Georgia appealed for urgent international support against Kremlin "aggression" yesterday after Russian fighter jets reportedly attacked a village close to its capital city.The most likely of the possible explanations offered for this act is the theory that a crisis with Georgia would serve to keep president Vladimir Putin in power:
The incident has dramatically worsened already tense relations between the two neighbouring countries.
While Russia moved quickly to deny any responsibility for the strike, its ambassador was handed a formal protest note by Georgia condemning it as an act of "undisguised aggression and a gross violation of the country's sovereignty".

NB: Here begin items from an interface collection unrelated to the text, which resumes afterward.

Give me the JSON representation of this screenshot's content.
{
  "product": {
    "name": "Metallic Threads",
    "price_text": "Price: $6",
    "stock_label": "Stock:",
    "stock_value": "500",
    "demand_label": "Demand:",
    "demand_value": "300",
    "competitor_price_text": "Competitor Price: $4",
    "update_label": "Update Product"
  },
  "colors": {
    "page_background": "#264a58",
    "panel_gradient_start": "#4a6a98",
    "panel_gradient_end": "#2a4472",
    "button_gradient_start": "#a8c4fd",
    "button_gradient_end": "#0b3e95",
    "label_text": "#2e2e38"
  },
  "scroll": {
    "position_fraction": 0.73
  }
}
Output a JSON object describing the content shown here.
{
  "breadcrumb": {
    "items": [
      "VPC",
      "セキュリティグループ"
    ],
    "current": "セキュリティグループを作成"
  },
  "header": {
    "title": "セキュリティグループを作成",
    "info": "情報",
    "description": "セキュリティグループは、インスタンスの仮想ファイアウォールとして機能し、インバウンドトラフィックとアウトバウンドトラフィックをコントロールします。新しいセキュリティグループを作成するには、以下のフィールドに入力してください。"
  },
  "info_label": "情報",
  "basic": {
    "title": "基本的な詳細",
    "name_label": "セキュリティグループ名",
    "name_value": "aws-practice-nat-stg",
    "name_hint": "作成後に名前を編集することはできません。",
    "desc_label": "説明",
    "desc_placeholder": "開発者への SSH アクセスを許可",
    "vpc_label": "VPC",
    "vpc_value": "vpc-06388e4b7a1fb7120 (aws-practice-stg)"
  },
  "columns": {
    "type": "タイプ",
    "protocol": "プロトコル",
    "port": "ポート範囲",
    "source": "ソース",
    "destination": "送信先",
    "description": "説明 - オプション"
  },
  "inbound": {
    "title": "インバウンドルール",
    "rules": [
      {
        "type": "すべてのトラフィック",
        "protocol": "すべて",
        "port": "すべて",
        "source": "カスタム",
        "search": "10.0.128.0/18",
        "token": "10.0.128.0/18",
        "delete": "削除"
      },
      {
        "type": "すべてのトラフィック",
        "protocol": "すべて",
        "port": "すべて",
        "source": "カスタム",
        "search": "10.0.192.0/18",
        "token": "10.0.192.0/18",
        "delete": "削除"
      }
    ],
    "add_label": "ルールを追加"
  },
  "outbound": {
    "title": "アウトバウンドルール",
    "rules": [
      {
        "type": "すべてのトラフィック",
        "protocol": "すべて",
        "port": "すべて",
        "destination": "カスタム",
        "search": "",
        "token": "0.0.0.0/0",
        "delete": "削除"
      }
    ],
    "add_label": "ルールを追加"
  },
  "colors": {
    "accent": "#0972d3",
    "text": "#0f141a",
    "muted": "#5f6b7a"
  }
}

Officials said that two Sukhoi attack aircraft entered Georgian airspace at 7.30 pm on Monday and fired at least one missile at the village of Tsitelubani, 40 miles west of Tbilisi, the capital.
The missile left a 16ft crater in a field but failed to detonate. Sappers later defused the missile, fragments of which bore Cyrillic markings.
"We now have incontrovertible evidence that these aircraft travelled more than 80 km into Georgian airspace and fired a 1,000 kg precision guided, Russian-made missile," said Gela Bezhuashvili, Georgia's foreign minister.
Some say it may be the work of Kremlin hardliners hoping to provoke a military crisis and provide an excuse for changing the constitution to allow Mr Putin to serve a third term after elections in March.Georgia is the most vulnerable of the once Soviet-dominated countries who've run afoul of the Kremlin for leaning too far westward.
Update: US media finally notices this story...it's been in the news elsewhere for a couple of days.